During my research I discovered that in the 17th and 18th century, urine was valued for its cleansing power by the wool industry. Human urine was used for its bleaching and degreasing effect to wash wool (see before and after pictures above). It was also used during dye processes, which I will explain in my next Instructable.
After using the urine as a scouring solvent for wool, it can easily be recycled as fertilizer for plants and algae. I will write an Instructables about this later. This proves that urine can be considered as an alternative material for the wool industry while supporting soil and farmlands when discharged.
Click here to learn more about my research!
Step 1: Collect Your Urine
The only ingredients that you need are urine and water. The ammonia in urine works as soap: it bleaches, degreases and washes the wool.
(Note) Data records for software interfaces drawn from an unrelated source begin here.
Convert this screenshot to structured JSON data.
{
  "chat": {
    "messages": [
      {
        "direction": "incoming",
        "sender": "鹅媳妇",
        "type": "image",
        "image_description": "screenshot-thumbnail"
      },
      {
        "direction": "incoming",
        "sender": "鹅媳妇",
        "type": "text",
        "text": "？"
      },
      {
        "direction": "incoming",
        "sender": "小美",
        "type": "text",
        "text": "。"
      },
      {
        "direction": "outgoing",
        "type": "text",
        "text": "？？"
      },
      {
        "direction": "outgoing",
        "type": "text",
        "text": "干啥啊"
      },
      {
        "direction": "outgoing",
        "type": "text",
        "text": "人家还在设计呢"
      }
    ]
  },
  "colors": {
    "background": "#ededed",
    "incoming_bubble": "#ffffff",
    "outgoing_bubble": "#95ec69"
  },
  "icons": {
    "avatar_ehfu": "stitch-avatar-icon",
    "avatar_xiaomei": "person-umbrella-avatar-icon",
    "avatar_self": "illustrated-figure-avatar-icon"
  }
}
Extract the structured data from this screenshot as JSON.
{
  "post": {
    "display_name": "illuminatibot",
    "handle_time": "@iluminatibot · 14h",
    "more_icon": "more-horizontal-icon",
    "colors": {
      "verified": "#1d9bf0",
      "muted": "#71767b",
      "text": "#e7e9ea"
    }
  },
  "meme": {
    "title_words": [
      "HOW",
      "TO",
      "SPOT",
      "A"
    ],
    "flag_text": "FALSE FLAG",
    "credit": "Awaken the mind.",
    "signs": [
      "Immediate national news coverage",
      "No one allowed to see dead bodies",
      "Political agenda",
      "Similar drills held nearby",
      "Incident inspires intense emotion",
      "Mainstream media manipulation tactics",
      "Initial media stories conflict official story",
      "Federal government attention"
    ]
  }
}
The amount of urine depends on how many wool you want to scour. Collect your urine in a bottle and let it stand for a couple of days. After a couple of days, your urine should have a really sharp odor, almost like ammonia. Your urine is ready to use!
Funny fact: you can increase the release of ammonia by eating a lot of proteins or drink alcohol. These supplements will make your body more acid, and this will increase the release of ammonia in your urine. William Partridge, dye merchant in New York, already knew this. In 1804 he wrote that beer drinkers produce the best urine to scour wool with.
Step 2: Mix Wool With Urine
Take a pan that you don't want to use for cooking food anymore. Put your fresh wool in it. I used wool from the Walliser Schwarznase (Valais Blacknose) with all the dirt, poo and grease still on it.
Add 1 part urine to 2 parts water to the pan with wool. Make sure the wool can float freely in the water and urine mixture. You can mix the wool, water and urine even better with your hands (covered in gloves).
Put the lid on the pan and let it stand overnight.
Step 3: The Next Morning...
Heat up the mixture to 50ºC. Let it simmer for 20 minutes.
I'll be honest with you: this will stink. The best thing is to do it outside!
Let the mixture cool off. Filter the urine and water and rinse the wool in some fresh water. This will remove the urine and its smell.
Step 4: Scoured Wool!
Et voila, the wool is clean! Of course, the effect really depends on your urine and the wool. But in most cases, the wool will be free from any dirt or grease, and should be bleached. The process of wool scouring is not only to clean the wool, but also to prepare it for further processing. The wool is now ready for carding, spinning and felting processes.
For safety reasons it's very important to clean everything that was in contact with your urine. Urine is not as safe and clean as some people may think. There are many stories of people who drink urine (in case of survival, religion and tradition), but I wouldn't recommend it. Urine is a waste product of the body, it contains everything the body doesn't want or need anymore. Traces of infections, hormones and drugs can be found in urine. Sooo, be sure not to fool around with it too much!